● WORK REQUIRED
Show every line of the data that includes the word "name".
·····
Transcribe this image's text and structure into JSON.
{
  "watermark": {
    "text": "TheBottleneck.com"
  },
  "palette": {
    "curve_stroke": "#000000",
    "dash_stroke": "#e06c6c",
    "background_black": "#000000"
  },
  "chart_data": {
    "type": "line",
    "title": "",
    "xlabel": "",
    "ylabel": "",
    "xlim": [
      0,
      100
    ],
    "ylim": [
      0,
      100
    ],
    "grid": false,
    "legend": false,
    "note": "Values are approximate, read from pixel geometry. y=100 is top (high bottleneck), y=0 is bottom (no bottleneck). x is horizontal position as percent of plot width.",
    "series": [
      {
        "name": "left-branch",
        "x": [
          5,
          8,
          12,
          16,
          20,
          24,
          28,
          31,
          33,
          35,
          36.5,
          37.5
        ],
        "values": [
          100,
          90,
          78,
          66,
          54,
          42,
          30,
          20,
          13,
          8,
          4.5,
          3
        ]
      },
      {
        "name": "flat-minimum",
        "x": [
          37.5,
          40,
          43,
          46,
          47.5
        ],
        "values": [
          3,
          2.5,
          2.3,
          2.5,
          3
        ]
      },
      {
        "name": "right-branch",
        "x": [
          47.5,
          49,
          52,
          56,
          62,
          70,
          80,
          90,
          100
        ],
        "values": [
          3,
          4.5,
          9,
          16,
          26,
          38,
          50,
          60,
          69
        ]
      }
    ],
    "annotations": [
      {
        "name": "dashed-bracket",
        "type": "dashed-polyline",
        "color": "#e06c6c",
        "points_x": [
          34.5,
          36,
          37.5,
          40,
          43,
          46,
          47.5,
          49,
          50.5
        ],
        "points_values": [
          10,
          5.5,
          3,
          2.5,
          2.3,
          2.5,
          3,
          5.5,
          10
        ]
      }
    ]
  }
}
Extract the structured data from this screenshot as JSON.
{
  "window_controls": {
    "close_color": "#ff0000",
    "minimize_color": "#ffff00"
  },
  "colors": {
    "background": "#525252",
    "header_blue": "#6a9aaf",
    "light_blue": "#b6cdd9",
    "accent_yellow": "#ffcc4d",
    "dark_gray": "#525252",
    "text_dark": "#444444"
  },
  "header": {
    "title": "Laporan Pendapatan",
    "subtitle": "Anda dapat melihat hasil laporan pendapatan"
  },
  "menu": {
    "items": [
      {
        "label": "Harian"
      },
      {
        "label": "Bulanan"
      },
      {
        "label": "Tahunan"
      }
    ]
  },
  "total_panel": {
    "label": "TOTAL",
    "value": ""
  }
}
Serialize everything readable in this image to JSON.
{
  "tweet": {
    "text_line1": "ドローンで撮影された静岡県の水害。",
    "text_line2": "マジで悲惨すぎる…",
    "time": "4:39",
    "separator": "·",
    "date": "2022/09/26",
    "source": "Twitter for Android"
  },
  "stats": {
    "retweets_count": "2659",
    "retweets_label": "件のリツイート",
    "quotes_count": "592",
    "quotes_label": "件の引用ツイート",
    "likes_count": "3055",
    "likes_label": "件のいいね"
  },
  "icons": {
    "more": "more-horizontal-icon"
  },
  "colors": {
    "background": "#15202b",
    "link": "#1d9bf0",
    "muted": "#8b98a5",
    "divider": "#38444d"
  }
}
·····
● RESULT OF THIS TASK
        "name": "left-branch",
        "name": "flat-minimum",
        "name": "right-branch",
        "name": "dashed-bracket",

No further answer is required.